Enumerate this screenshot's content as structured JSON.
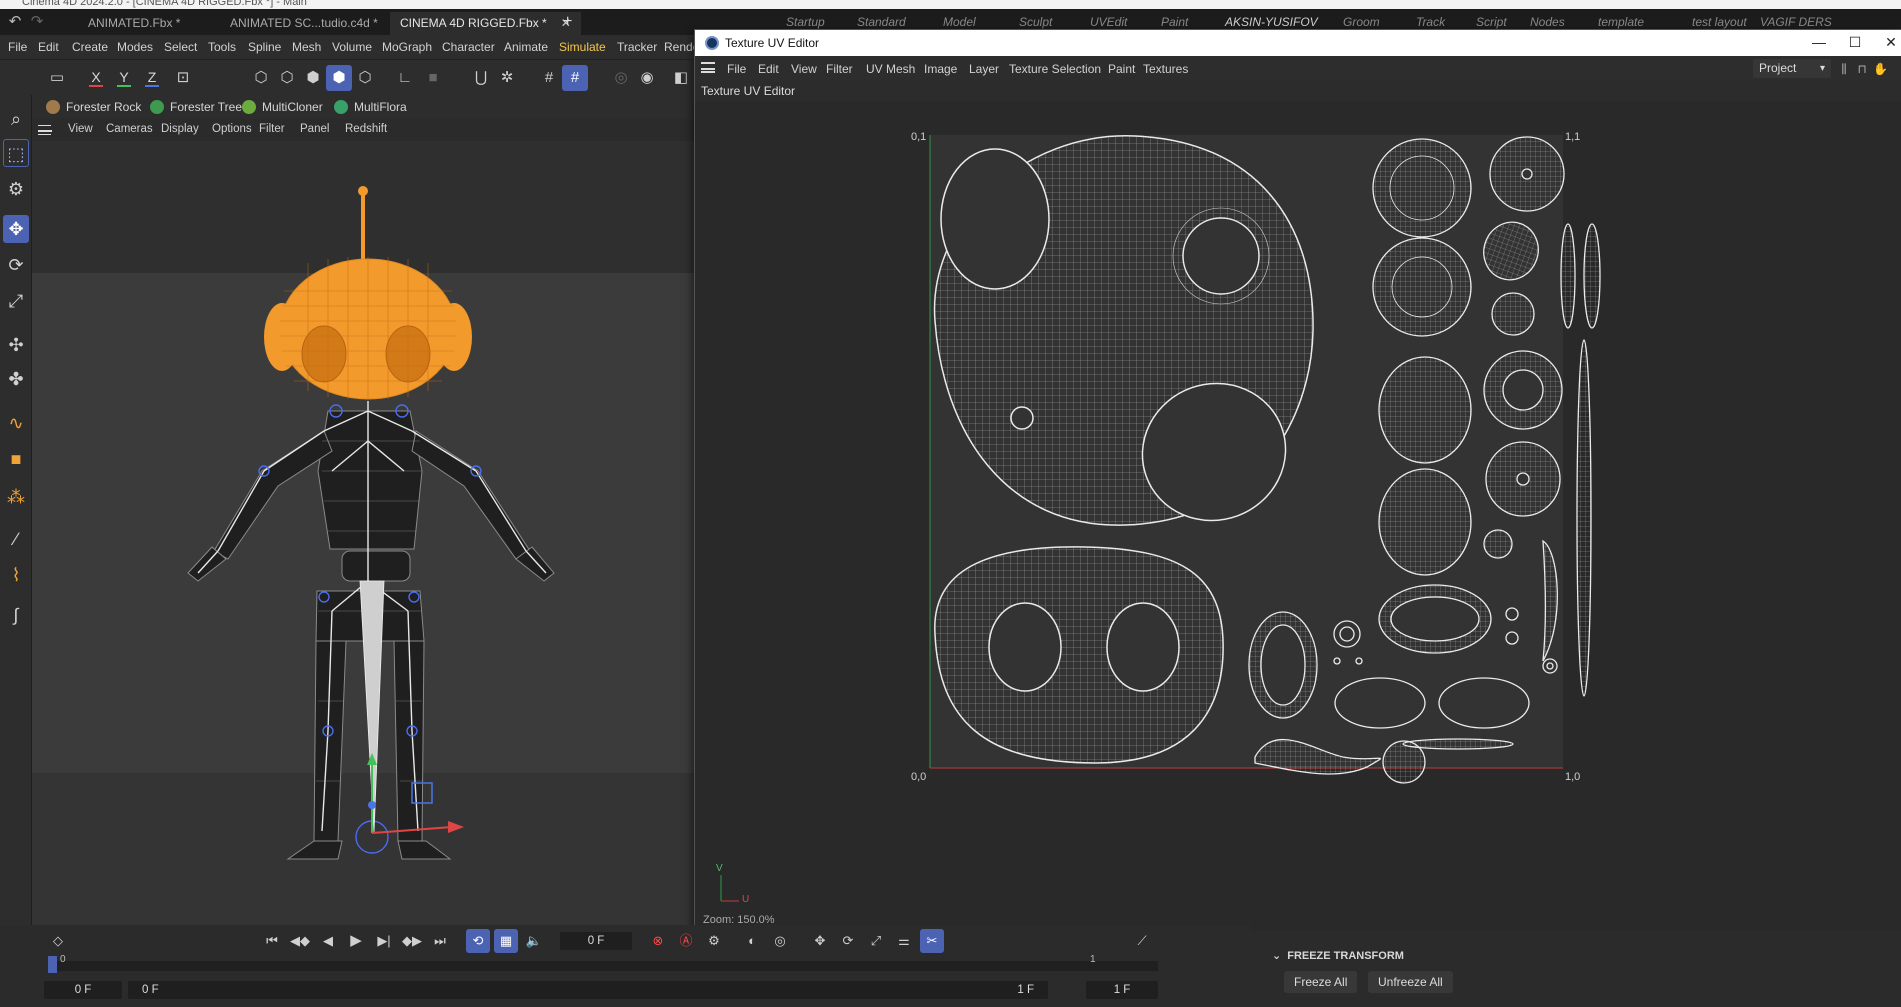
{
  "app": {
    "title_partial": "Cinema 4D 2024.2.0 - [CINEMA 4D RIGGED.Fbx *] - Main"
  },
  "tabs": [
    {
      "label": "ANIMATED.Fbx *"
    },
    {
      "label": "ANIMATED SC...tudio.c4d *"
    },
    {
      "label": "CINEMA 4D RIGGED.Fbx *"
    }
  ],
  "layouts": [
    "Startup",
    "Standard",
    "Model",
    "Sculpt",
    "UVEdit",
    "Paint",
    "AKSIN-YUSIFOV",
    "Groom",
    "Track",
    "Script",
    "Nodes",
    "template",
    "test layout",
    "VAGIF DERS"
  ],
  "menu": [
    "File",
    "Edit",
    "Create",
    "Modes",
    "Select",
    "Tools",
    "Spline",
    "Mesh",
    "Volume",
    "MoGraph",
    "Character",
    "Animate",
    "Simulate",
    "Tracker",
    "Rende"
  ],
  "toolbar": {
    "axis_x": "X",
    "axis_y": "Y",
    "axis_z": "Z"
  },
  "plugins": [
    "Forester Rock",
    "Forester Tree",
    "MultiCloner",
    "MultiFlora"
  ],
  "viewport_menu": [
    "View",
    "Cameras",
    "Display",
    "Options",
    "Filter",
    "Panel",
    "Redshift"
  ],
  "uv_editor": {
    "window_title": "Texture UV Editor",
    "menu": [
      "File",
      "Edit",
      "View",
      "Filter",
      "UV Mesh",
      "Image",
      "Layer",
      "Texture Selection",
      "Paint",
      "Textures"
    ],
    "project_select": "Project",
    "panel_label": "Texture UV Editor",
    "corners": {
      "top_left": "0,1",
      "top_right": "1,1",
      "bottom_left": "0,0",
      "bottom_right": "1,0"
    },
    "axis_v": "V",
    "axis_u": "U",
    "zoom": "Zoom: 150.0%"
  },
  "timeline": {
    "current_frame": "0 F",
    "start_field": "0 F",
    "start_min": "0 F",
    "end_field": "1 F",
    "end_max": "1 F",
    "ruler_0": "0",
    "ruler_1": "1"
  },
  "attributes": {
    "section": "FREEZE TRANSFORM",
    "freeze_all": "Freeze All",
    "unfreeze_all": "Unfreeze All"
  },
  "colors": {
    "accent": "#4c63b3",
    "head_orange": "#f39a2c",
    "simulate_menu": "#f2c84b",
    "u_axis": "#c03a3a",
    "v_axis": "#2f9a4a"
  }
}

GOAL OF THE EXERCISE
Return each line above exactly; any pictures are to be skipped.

EXPECTED OUTPUT
Enumerate this screenshot's content as structured JSON.
{
  "app": {
    "title_partial": "Cinema 4D 2024.2.0 - [CINEMA 4D RIGGED.Fbx *] - Main"
  },
  "tabs": [
    {
      "label": "ANIMATED.Fbx *"
    },
    {
      "label": "ANIMATED SC...tudio.c4d *"
    },
    {
      "label": "CINEMA 4D RIGGED.Fbx *"
    }
  ],
  "layouts": [
    "Startup",
    "Standard",
    "Model",
    "Sculpt",
    "UVEdit",
    "Paint",
    "AKSIN-YUSIFOV",
    "Groom",
    "Track",
    "Script",
    "Nodes",
    "template",
    "test layout",
    "VAGIF DERS"
  ],
  "menu": [
    "File",
    "Edit",
    "Create",
    "Modes",
    "Select",
    "Tools",
    "Spline",
    "Mesh",
    "Volume",
    "MoGraph",
    "Character",
    "Animate",
    "Simulate",
    "Tracker",
    "Rende"
  ],
  "toolbar": {
    "axis_x": "X",
    "axis_y": "Y",
    "axis_z": "Z"
  },
  "plugins": [
    "Forester Rock",
    "Forester Tree",
    "MultiCloner",
    "MultiFlora"
  ],
  "viewport_menu": [
    "View",
    "Cameras",
    "Display",
    "Options",
    "Filter",
    "Panel",
    "Redshift"
  ],
  "uv_editor": {
    "window_title": "Texture UV Editor",
    "menu": [
      "File",
      "Edit",
      "View",
      "Filter",
      "UV Mesh",
      "Image",
      "Layer",
      "Texture Selection",
      "Paint",
      "Textures"
    ],
    "project_select": "Project",
    "panel_label": "Texture UV Editor",
    "corners": {
      "top_left": "0,1",
      "top_right": "1,1",
      "bottom_left": "0,0",
      "bottom_right": "1,0"
    },
    "axis_v": "V",
    "axis_u": "U",
    "zoom": "Zoom: 150.0%"
  },
  "timeline": {
    "current_frame": "0 F",
    "start_field": "0 F",
    "start_min": "0 F",
    "end_field": "1 F",
    "end_max": "1 F",
    "ruler_0": "0",
    "ruler_1": "1"
  },
  "attributes": {
    "section": "FREEZE TRANSFORM",
    "freeze_all": "Freeze All",
    "unfreeze_all": "Unfreeze All"
  },
  "colors": {
    "accent": "#4c63b3",
    "head_orange": "#f39a2c",
    "simulate_menu": "#f2c84b",
    "u_axis": "#c03a3a",
    "v_axis": "#2f9a4a"
  }
}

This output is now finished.